Required work: Restate word for word the line containing "Read all visible content and emit it as JSON." and every following line in the material below, up to and including the last one.
►
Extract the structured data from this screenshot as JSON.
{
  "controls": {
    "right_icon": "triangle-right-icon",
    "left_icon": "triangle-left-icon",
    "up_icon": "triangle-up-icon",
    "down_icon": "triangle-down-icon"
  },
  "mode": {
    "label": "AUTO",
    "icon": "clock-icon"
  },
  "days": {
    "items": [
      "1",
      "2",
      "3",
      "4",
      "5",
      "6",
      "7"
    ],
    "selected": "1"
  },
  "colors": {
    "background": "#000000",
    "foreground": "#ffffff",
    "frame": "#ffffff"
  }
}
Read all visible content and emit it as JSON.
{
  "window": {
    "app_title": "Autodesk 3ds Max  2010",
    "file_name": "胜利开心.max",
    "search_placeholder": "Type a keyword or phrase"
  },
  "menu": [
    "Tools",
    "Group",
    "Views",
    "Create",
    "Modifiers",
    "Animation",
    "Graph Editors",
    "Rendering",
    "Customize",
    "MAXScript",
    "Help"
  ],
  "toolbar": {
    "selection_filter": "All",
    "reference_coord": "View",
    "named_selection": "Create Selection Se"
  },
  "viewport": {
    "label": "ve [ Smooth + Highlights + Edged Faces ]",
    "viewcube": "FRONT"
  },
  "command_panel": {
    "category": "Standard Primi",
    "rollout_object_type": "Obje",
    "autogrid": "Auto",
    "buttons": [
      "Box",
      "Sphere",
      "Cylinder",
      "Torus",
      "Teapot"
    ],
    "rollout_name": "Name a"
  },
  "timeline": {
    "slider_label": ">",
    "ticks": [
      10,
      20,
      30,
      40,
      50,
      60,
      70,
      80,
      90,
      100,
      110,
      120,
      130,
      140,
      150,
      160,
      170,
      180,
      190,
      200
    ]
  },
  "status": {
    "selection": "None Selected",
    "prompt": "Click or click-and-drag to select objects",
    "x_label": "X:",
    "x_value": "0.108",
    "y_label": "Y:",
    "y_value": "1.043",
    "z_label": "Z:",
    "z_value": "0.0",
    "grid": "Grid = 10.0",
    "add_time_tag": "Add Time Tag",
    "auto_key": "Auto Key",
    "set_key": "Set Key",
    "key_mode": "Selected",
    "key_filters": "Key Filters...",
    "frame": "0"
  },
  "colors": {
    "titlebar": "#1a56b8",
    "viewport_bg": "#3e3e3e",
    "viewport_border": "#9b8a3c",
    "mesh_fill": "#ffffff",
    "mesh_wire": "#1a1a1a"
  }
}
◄
Exercise response:
Read all visible content and emit it as JSON.
{
  "window": {
    "app_title": "Autodesk 3ds Max  2010",
    "file_name": "胜利开心.max",
    "search_placeholder": "Type a keyword or phrase"
  },
  "menu": [
    "Tools",
    "Group",
    "Views",
    "Create",
    "Modifiers",
    "Animation",
    "Graph Editors",
    "Rendering",
    "Customize",
    "MAXScript",
    "Help"
  ],
  "toolbar": {
    "selection_filter": "All",
    "reference_coord": "View",
    "named_selection": "Create Selection Se"
  },
  "viewport": {
    "label": "ve [ Smooth + Highlights + Edged Faces ]",
    "viewcube": "FRONT"
  },
  "command_panel": {
    "category": "Standard Primi",
    "rollout_object_type": "Obje",
    "autogrid": "Auto",
    "buttons": [
      "Box",
      "Sphere",
      "Cylinder",
      "Torus",
      "Teapot"
    ],
    "rollout_name": "Name a"
  },
  "timeline": {
    "slider_label": ">",
    "ticks": [
      10,
      20,
      30,
      40,
      50,
      60,
      70,
      80,
      90,
      100,
      110,
      120,
      130,
      140,
      150,
      160,
      170,
      180,
      190,
      200
    ]
  },
  "status": {
    "selection": "None Selected",
    "prompt": "Click or click-and-drag to select objects",
    "x_label": "X:",
    "x_value": "0.108",
    "y_label": "Y:",
    "y_value": "1.043",
    "z_label": "Z:",
    "z_value": "0.0",
    "grid": "Grid = 10.0",
    "add_time_tag": "Add Time Tag",
    "auto_key": "Auto Key",
    "set_key": "Set Key",
    "key_mode": "Selected",
    "key_filters": "Key Filters...",
    "frame": "0"
  },
  "colors": {
    "titlebar": "#1a56b8",
    "viewport_bg": "#3e3e3e",
    "viewport_border": "#9b8a3c",
    "mesh_fill": "#ffffff",
    "mesh_wire": "#1a1a1a"
  }
}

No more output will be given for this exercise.